“Will you do it for six months?” God’s response resonated in my heart.
I shrugged. “Sure, I guess. What are six months in the span of a lifetime?”
Then I heard His response in my soul. “What is a lifetime in the light of eternity?”
In our text, Paul encourages and reminds the Corinthians (and us) that “our light and momentary troubles are achieving for us an eternal glory that far outweighs them all.” Our circumstances, says the apostle, are temporary. In other words, they will last only for a while. Paul stated for his readers to find hope in the assurance of the afterlife, knowing that in this life circumstances come and go. Troubles in a marriage, difficulty to make ends meet, aches of the soul, and more are temporary. Let’s remind ourselves that they are only for a while.
We can find peace in knowing that most of our struggles won’t last forever. Even those difficulties which seem to last a long, long time are but a comma in the story of eternity. God’s plan for us is always good, despite the fact life’s circumstances seem to be the opposite of what we hope for or desire. We can find more rest for our souls if we daily remind ourselves of this truth.

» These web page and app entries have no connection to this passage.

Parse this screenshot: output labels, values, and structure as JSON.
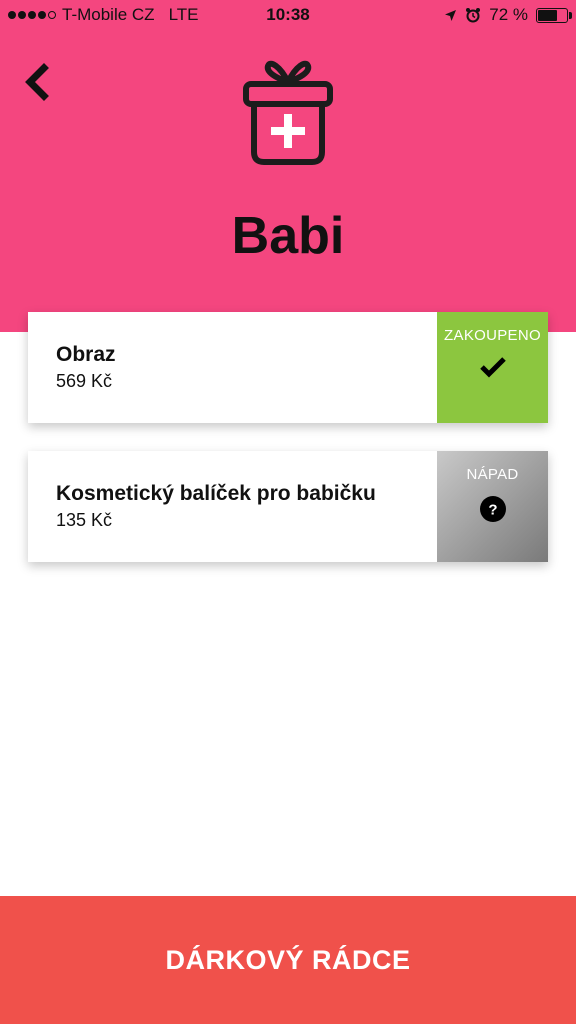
{
  "status_bar": {
    "carrier": "T-Mobile CZ",
    "network": "LTE",
    "time": "10:38",
    "battery_percent": "72 %",
    "battery_level": 0.72
  },
  "header": {
    "title": "Babi",
    "accent_color": "#f4467f"
  },
  "gifts": [
    {
      "name": "Obraz",
      "price": "569 Kč",
      "status_label": "ZAKOUPENO",
      "status_icon": "checkmark-icon",
      "status_color": "#8cc63f"
    },
    {
      "name": "Kosmetický balíček pro babičku",
      "price": "135 Kč",
      "status_label": "NÁPAD",
      "status_icon": "question-icon",
      "status_color": "#9d9d9d"
    }
  ],
  "footer": {
    "button_label": "DÁRKOVÝ RÁDCE",
    "button_color": "#f0514b"
  }
}
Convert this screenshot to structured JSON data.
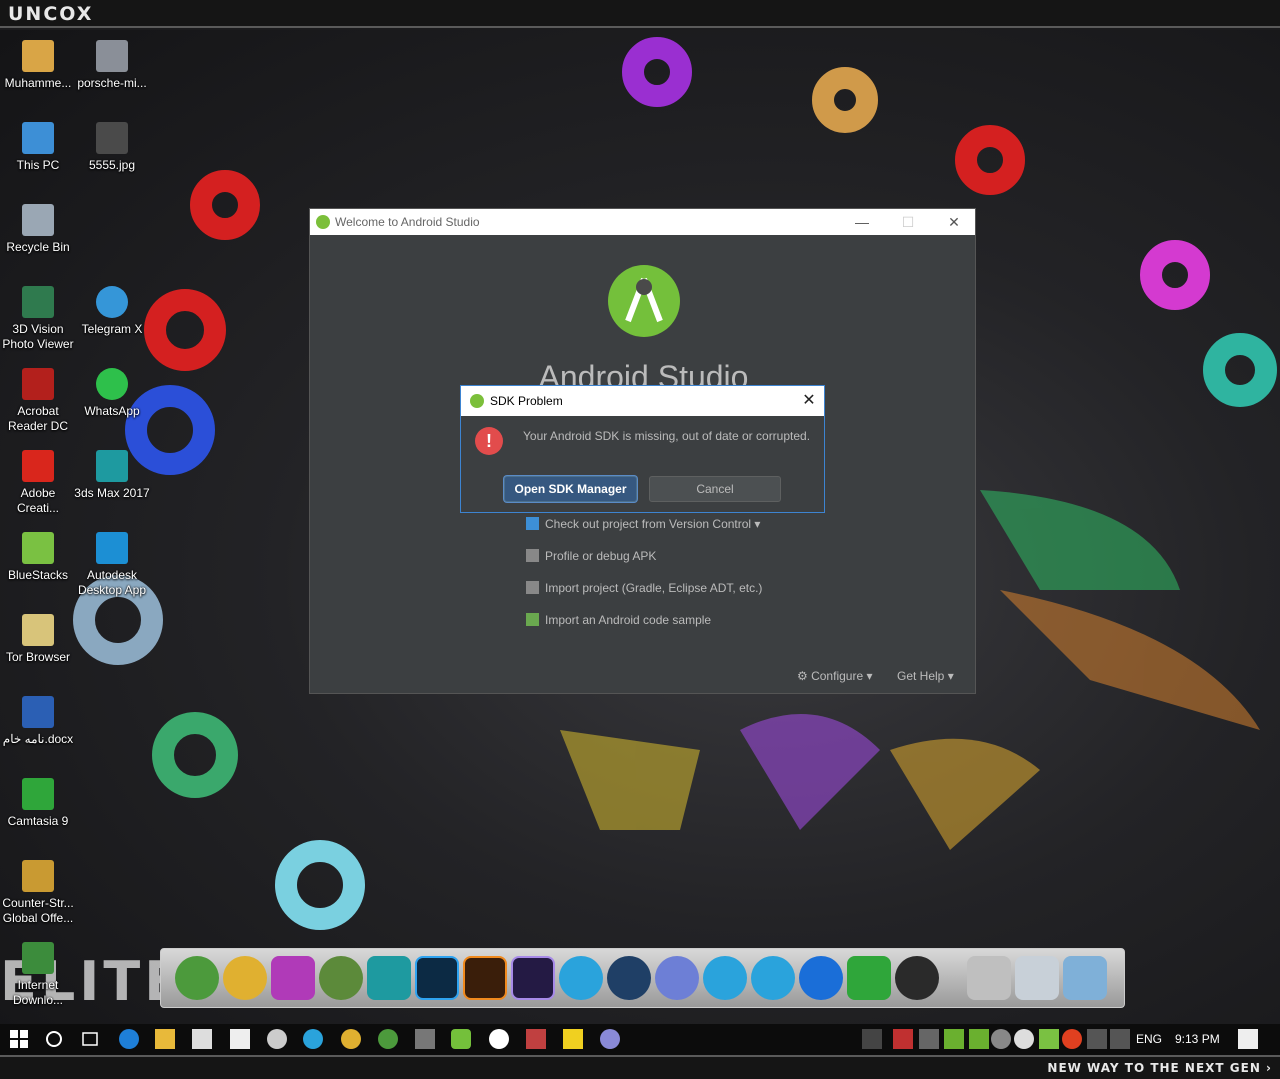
{
  "topbar": {
    "logo": "UNCOX"
  },
  "bottombar": {
    "tagline": "NEW WAY TO THE NEXT GEN ›"
  },
  "desktop_icons": [
    {
      "label": "Muhamme...",
      "color": "#d9a546"
    },
    {
      "label": "porsche-mi...",
      "color": "#8a8f98"
    },
    {
      "label": "This PC",
      "color": "#3d8fd6"
    },
    {
      "label": "5555.jpg",
      "color": "#4a4a4a"
    },
    {
      "label": "Recycle Bin",
      "color": "#9aa7b4"
    },
    {
      "label": "3D Vision Photo Viewer",
      "color": "#2f7a4e"
    },
    {
      "label": "Telegram X",
      "color": "#3596d8"
    },
    {
      "label": "Acrobat Reader DC",
      "color": "#b3201c"
    },
    {
      "label": "WhatsApp",
      "color": "#2ec04b"
    },
    {
      "label": "Adobe Creati...",
      "color": "#d9261c"
    },
    {
      "label": "3ds Max 2017",
      "color": "#1e9aa0"
    },
    {
      "label": "BlueStacks",
      "color": "#7ac142"
    },
    {
      "label": "Autodesk Desktop App",
      "color": "#1c8fd4"
    },
    {
      "label": "Tor Browser",
      "color": "#d8c47a"
    },
    {
      "label": "نامه خام.docx",
      "color": "#2b5fb4"
    },
    {
      "label": "Camtasia 9",
      "color": "#2fa63a"
    },
    {
      "label": "Counter-Str... Global Offe...",
      "color": "#c99a32"
    },
    {
      "label": "Internet Downlo...",
      "color": "#3c8c3c"
    }
  ],
  "android_studio": {
    "title": "Welcome to Android Studio",
    "app_name": "Android Studio",
    "actions": [
      "Check out project from Version Control ▾",
      "Profile or debug APK",
      "Import project (Gradle, Eclipse ADT, etc.)",
      "Import an Android code sample"
    ],
    "configure": "⚙ Configure ▾",
    "get_help": "Get Help ▾",
    "accent": "#74c03b"
  },
  "sdk_dialog": {
    "title": "SDK Problem",
    "message": "Your Android SDK is missing, out of date or corrupted.",
    "primary_button": "Open SDK Manager",
    "cancel_button": "Cancel",
    "error_glyph": "!"
  },
  "dock": {
    "elite_text": "ELITE",
    "apps": [
      {
        "name": "Earth",
        "color": "#4c9a3c"
      },
      {
        "name": "Chrome",
        "color": "#e0b030"
      },
      {
        "name": "PhpStorm",
        "color": "#b03ab8"
      },
      {
        "name": "Android Studio",
        "color": "#5c8a3a"
      },
      {
        "name": "3ds Max",
        "color": "#1e9aa0"
      },
      {
        "name": "Photoshop",
        "color": "#0c2a44"
      },
      {
        "name": "Illustrator",
        "color": "#3a1e0a"
      },
      {
        "name": "After Effects",
        "color": "#241a44"
      },
      {
        "name": "Telegram",
        "color": "#2aa3dc"
      },
      {
        "name": "Steam",
        "color": "#1f3f66"
      },
      {
        "name": "Discord",
        "color": "#6d7fd6"
      },
      {
        "name": "Telegram 2",
        "color": "#2aa3dc"
      },
      {
        "name": "Telegram 3",
        "color": "#2aa3dc"
      },
      {
        "name": "TeamViewer",
        "color": "#1a6ed8"
      },
      {
        "name": "Camtasia",
        "color": "#2fa63a"
      },
      {
        "name": "Lantern",
        "color": "#2a2a2a"
      },
      {
        "name": "Monitor",
        "color": "#bfbfbf"
      },
      {
        "name": "Trash",
        "color": "#c8d0d8"
      },
      {
        "name": "Music Folder",
        "color": "#7fb0d8"
      }
    ]
  },
  "taskbar": {
    "lang": "ENG",
    "time": "9:13 PM"
  }
}
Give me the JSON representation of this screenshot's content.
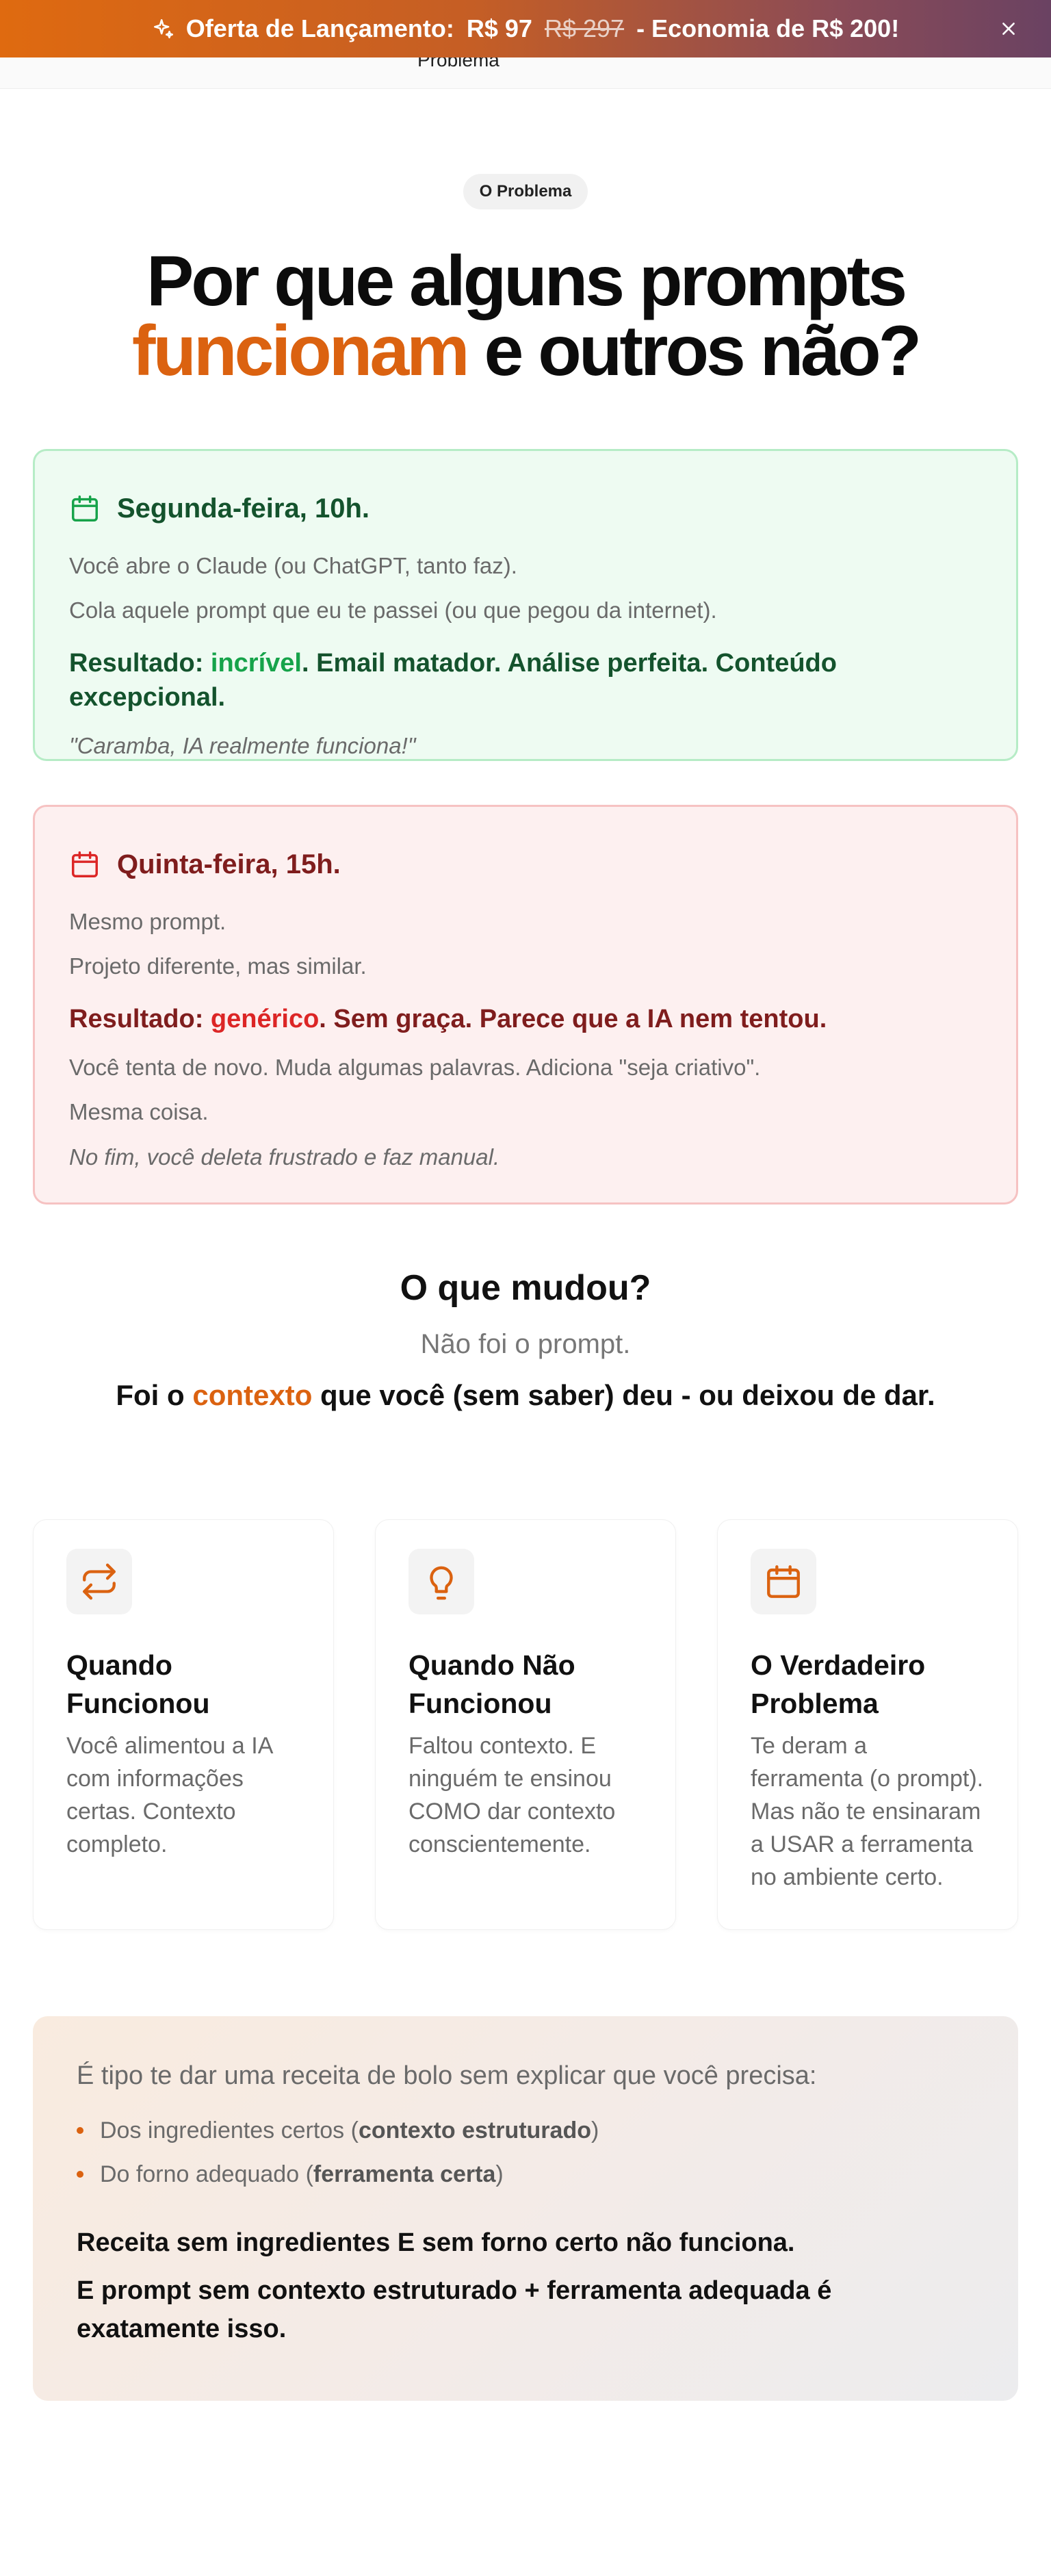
{
  "announcement": {
    "label": "Oferta de Lançamento:",
    "price": "R$ 97",
    "old_price": "R$ 297",
    "savings": "- Economia de R$ 200!",
    "sparkle_icon": "sparkle-icon",
    "close_icon": "close-icon"
  },
  "nav": {
    "link": "Problema"
  },
  "section": {
    "badge": "O Problema",
    "headline_line1": "Por que alguns prompts",
    "headline_accent": "funcionam",
    "headline_rest": " e outros não?"
  },
  "monday": {
    "title": "Segunda-feira, 10h.",
    "icon": "calendar-icon",
    "p1": "Você abre o Claude (ou ChatGPT, tanto faz).",
    "p2": "Cola aquele prompt que eu te passei (ou que pegou da internet).",
    "result_prefix": "Resultado: ",
    "result_highlight": "incrível",
    "result_rest": ". Email matador. Análise perfeita. Conteúdo excepcional.",
    "quote": "\"Caramba, IA realmente funciona!\""
  },
  "thursday": {
    "title": "Quinta-feira, 15h.",
    "icon": "calendar-icon",
    "p1": "Mesmo prompt.",
    "p2": "Projeto diferente, mas similar.",
    "result_prefix": "Resultado: ",
    "result_highlight": "genérico",
    "result_rest": ". Sem graça. Parece que a IA nem tentou.",
    "p3": "Você tenta de novo. Muda algumas palavras. Adiciona \"seja criativo\".",
    "p4": "Mesma coisa.",
    "quote": "No fim, você deleta frustrado e faz manual."
  },
  "what_changed": {
    "title": "O que mudou?",
    "subtitle": "Não foi o prompt.",
    "line_prefix": "Foi o ",
    "line_accent": "contexto",
    "line_rest": " que você (sem saber) deu - ou deixou de dar."
  },
  "features": [
    {
      "icon": "repeat-arrows-icon",
      "title": "Quando Funcionou",
      "text": "Você alimentou a IA com informações certas. Contexto completo."
    },
    {
      "icon": "lightbulb-icon",
      "title": "Quando Não Funcionou",
      "text": "Faltou contexto. E ninguém te ensinou COMO dar contexto conscientemente."
    },
    {
      "icon": "calendar-icon",
      "title": "O Verdadeiro Problema",
      "text": "Te deram a ferramenta (o prompt). Mas não te ensinaram a USAR a ferramenta no ambiente certo."
    }
  ],
  "analogy": {
    "intro": "É tipo te dar uma receita de bolo sem explicar que você precisa:",
    "items": [
      {
        "prefix": "Dos ingredientes certos (",
        "bold": "contexto estruturado",
        "suffix": ")"
      },
      {
        "prefix": "Do forno adequado (",
        "bold": "ferramenta certa",
        "suffix": ")"
      }
    ],
    "conclusion1": "Receita sem ingredientes E sem forno certo não funciona.",
    "conclusion2": "E prompt sem contexto estruturado + ferramenta adequada é exatamente isso."
  },
  "colors": {
    "accent": "#db6210",
    "green_title": "#14532d",
    "green_highlight": "#16a34a",
    "red_title": "#7f1d1d",
    "red_highlight": "#dc2626"
  }
}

Father God, as we celebrate the resurrection of Jesus, gives us the strength to not only survive, but to live the abundant life you have for us. May we find rest in you and your healing Word. May we embrace our destinies, fully, and not let fear or cultural expectations sidetrack us for a second. Help us Lord! Amen.
Go Deeper ― Consider the second part of James 4:14, “Your life is like the morning fog — it’s here a little while, then it’s gone” (NLT). Make a list of all you are worrying about. What eternal significance do these things have? You may find your idea of what is important alters.
More food for thought: read A Good Kind of Restlessness.